» **To do**: Search the data below for the word "Chicago" and copy each line that holds it.

== Records

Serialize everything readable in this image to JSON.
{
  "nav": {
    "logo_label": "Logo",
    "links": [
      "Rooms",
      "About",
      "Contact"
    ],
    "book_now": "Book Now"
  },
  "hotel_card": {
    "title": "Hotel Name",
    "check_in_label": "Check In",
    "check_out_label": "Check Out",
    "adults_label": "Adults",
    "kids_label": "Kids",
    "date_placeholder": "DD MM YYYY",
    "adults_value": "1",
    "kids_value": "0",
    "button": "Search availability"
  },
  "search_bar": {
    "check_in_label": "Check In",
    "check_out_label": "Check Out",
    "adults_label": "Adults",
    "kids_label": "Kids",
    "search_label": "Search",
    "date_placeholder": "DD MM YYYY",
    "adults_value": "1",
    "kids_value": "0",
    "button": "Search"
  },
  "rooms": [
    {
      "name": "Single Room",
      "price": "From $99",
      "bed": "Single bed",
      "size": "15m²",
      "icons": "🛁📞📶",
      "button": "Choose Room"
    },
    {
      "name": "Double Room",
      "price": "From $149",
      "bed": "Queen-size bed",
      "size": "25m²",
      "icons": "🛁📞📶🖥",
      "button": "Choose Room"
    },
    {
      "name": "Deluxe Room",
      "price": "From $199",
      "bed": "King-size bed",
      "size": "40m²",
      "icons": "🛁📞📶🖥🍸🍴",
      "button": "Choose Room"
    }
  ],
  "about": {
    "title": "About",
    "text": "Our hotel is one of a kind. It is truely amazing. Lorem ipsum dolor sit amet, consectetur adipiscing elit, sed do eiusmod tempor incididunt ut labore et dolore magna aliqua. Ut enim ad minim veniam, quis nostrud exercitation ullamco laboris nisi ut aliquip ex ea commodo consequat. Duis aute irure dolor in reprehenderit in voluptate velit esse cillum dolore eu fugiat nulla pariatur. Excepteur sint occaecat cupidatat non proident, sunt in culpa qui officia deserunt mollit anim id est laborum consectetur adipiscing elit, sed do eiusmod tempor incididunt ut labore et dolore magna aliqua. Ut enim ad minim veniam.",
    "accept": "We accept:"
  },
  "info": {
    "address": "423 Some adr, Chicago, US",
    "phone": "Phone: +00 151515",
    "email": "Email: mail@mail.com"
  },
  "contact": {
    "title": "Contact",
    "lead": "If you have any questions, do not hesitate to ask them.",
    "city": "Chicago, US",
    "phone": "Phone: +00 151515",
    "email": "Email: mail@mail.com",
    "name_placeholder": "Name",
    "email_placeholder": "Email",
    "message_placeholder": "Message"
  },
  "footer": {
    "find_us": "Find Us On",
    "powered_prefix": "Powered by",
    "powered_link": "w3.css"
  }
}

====

» **Solution to this task**:
    "address": "423 Some adr, Chicago, US",
    "city": "Chicago, US",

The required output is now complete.